Of course, teachers appreciate the thoughtful gifts their students give them for the holidays. However, what they appreciate the most is knowing that they are appreciated. It doesn't take a fancy store-bought or handmade gift to let them know how much they've changed their students' lives.
Laurie, a childhood early education teacher who followed her mother's footsteps into the teaching profession, talks fondly of a childhood memory from when her mom brought home gifts she received. There were always several personal notes painstakingly written by her young students, "Those were the gifts she held onto while many of the others were eaten or packed away."
Barbara also enjoys receiving gift cards from her students, especially if the student was the one doing the writing. She loves it when a student references a special lesson and what they learned from it. Sometimes, parents write notes of appreciation saying how much she has helped their child.

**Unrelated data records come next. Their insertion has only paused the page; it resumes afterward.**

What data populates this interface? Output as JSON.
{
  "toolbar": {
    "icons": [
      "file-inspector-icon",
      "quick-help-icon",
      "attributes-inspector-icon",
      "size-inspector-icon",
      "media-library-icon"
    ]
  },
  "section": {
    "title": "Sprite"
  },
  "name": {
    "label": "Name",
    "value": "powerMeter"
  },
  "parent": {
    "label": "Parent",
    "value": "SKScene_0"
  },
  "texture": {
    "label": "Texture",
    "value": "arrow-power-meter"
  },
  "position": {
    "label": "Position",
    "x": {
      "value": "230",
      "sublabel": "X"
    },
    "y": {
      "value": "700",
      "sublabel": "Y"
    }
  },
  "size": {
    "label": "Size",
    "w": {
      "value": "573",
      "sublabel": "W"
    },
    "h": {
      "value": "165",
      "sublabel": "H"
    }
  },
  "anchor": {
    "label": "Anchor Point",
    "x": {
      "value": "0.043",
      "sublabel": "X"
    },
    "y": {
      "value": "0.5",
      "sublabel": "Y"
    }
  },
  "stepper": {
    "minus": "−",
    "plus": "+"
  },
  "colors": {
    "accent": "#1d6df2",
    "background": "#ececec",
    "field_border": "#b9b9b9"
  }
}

Among the more popular gifts teachers often receive just before the Christmas holiday are ornaments, coffee mugs with "Favorite Teacher" emblazoned across it, scented candles, picture frames and candy. Laurie said: "I really appreciate the sentiment behind each of these gifts. The joy on a child's face as he hands me a package that he wrapped by himself really touches me."
Many teachers like to keep some snacks in their desk drawers for those long afternoons of grading papers. One gift idea is a small bucket full of assorted and individually wrapped (mostly) healthy snacks -- although a little chocolate is often welcomed, too. Don't forget to toss in a few small water bottles. If you really want to throw in a coffee mug, fill it with tea bags and single-serve instant coffee packets. A box of chocolates is very nice as well.

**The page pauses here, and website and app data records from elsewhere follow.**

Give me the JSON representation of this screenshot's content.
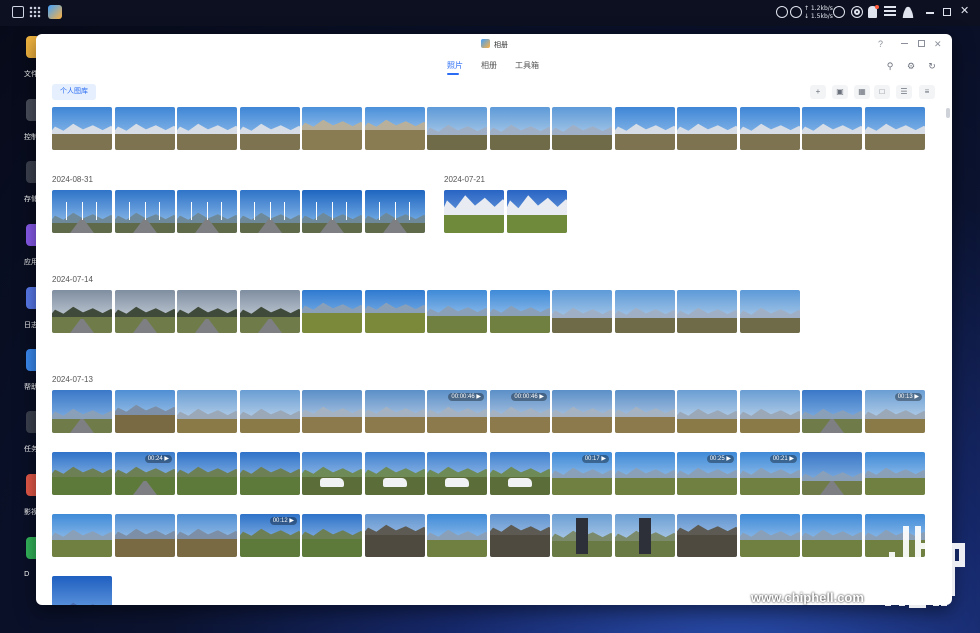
{
  "system_bar": {
    "network": {
      "upload": "↑ 1.2kb/s",
      "download": "↓ 1.5kb/s"
    },
    "icons": [
      "window-icon",
      "apps-grid-icon",
      "app-taskbar-icon",
      "gauge-icon",
      "gauge2-icon",
      "globe-icon",
      "target-icon",
      "bell-icon",
      "sliders-icon",
      "user-icon",
      "minimize-icon",
      "maximize-icon",
      "close-icon"
    ],
    "notification_color": "#ff5a3c"
  },
  "desktop": {
    "items": [
      {
        "label": "文件",
        "color": "#f2b540"
      },
      {
        "label": "控制",
        "color": "#4a4f5c"
      },
      {
        "label": "存储",
        "color": "#3d4250"
      },
      {
        "label": "应用",
        "color": "#8a5cf0"
      },
      {
        "label": "日志",
        "color": "#5a7cf0"
      },
      {
        "label": "帮助",
        "color": "#3b8cf5"
      },
      {
        "label": "任务",
        "color": "#3d4250"
      },
      {
        "label": "影视",
        "color": "#e85a4a"
      },
      {
        "label": "D",
        "color": "#33b85c"
      }
    ]
  },
  "window": {
    "title": "相册",
    "help": "?",
    "tabs": [
      "照片",
      "相册",
      "工具箱"
    ],
    "active_tab": 0,
    "chip_label": "个人图库",
    "toolbar_icons": [
      "add-icon",
      "face-icon",
      "grid-view-icon",
      "folder-icon",
      "list-icon",
      "filter-icon"
    ],
    "header_icons": [
      "search-icon",
      "settings-icon",
      "refresh-icon"
    ],
    "accent": "#2a6df4"
  },
  "sections": [
    {
      "date": "",
      "thumbs": [
        "p",
        "p",
        "p",
        "p",
        "m",
        "m",
        "h",
        "h",
        "h",
        "p",
        "p",
        "p",
        "p",
        "p"
      ]
    },
    {
      "date": "2024-08-31",
      "thumbs": [
        "w",
        "w",
        "w",
        "w",
        "w2",
        "w2"
      ]
    },
    {
      "date": "2024-07-21",
      "thumbs": [
        "a",
        "a"
      ]
    },
    {
      "date": "2024-07-14",
      "thumbs": [
        "c",
        "c",
        "c",
        "c",
        "f",
        "f",
        "g",
        "g",
        "h",
        "h",
        "h",
        "h"
      ]
    },
    {
      "date": "2024-07-13",
      "rows": [
        [
          [
            "s",
            ""
          ],
          [
            "k",
            ""
          ],
          [
            "v",
            ""
          ],
          [
            "v",
            ""
          ],
          [
            "l",
            ""
          ],
          [
            "l",
            ""
          ],
          [
            "l",
            "00:00:46"
          ],
          [
            "l",
            "00:00:46"
          ],
          [
            "l",
            ""
          ],
          [
            "l",
            ""
          ],
          [
            "v",
            ""
          ],
          [
            "v",
            ""
          ],
          [
            "s",
            ""
          ],
          [
            "v",
            "00:13"
          ]
        ],
        [
          [
            "b",
            ""
          ],
          [
            "r",
            "00:24"
          ],
          [
            "b",
            ""
          ],
          [
            "b",
            ""
          ],
          [
            "cr",
            ""
          ],
          [
            "cr",
            ""
          ],
          [
            "cr",
            ""
          ],
          [
            "cr",
            ""
          ],
          [
            "g",
            "00:17"
          ],
          [
            "g",
            ""
          ],
          [
            "g",
            "00:25"
          ],
          [
            "g",
            "00:21"
          ],
          [
            "s",
            ""
          ],
          [
            "g",
            ""
          ]
        ],
        [
          [
            "g",
            ""
          ],
          [
            "k",
            ""
          ],
          [
            "k",
            ""
          ],
          [
            "b",
            "00:12"
          ],
          [
            "b",
            ""
          ],
          [
            "rk",
            ""
          ],
          [
            "g",
            ""
          ],
          [
            "rk",
            ""
          ],
          [
            "st",
            ""
          ],
          [
            "st",
            ""
          ],
          [
            "rk",
            ""
          ],
          [
            "g",
            ""
          ],
          [
            "g",
            ""
          ],
          [
            "g",
            ""
          ]
        ],
        [
          [
            "p2",
            ""
          ]
        ]
      ]
    }
  ],
  "watermark": "www.chiphell.com"
}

Cathy was always pleased with the gift cards to a local store she received from her entire class. "I was always able to choose something nice for myself and more importantly, every parent gave only what they could so no one was embarrassed if they couldn't afford much." The only person who knew what each parent gave was the one collecting the funds.
With many teachers forced to purchase classroom items with their own money, receiving something they could use in their classrooms gives an added boost. These gifts could include cleaning supplies, specialty markers, arts and crafts units, age-appropriate books for a classroom library, colorful index cards and so much more.

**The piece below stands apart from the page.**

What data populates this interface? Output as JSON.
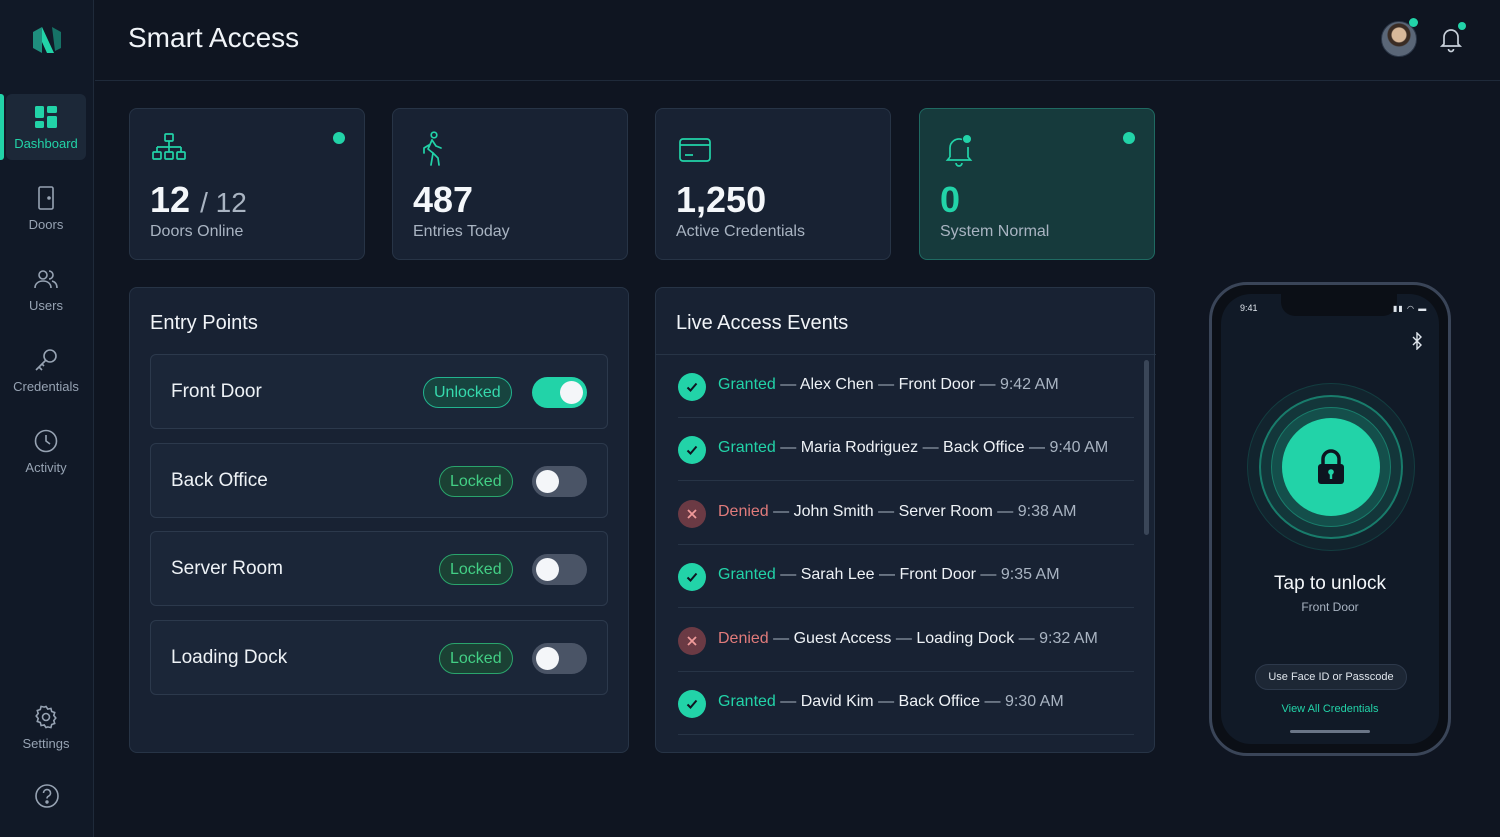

If you are at a loss as to what to get for the classroom, check out the nonprofit DonorsChoose.org, "where teachers could post classroom project requests, and donors could choose the ones they wanted to support." A teacher created this project two decades ago when his own classroom funding fell seriously short. Give this site a look and see if the school of your choice is on there. Fundraising opportunities include creative workspaces for students, yoga equipment, audio equipment and, with the recent distance-learning concerns, student tablets and other at-home supplies to keep classes going. All projects are vetted before being publicized.
Other great teacher gift ideas are warm and fuzzy socks, weekly planner books, attachable or retractable pens that won't roll off a teacher's desk, a small fleece blanket or shawl for recess time while the teacher supervises her students, desk calendars, a class picture in a photo frame, a hand-sanitizer dispenser and gift cards for a local bookstore, supply shop or favorite restaurant.
The traditional apple for the teacher has multiple meanings. Some see the apple as a symbol of hard-earned knowledge. Others see it as a sign of sincere gratitude stemming from when teachers were underpaid and served rural farm communities. Either way, brightening your teacher's day is thoughtful indeed.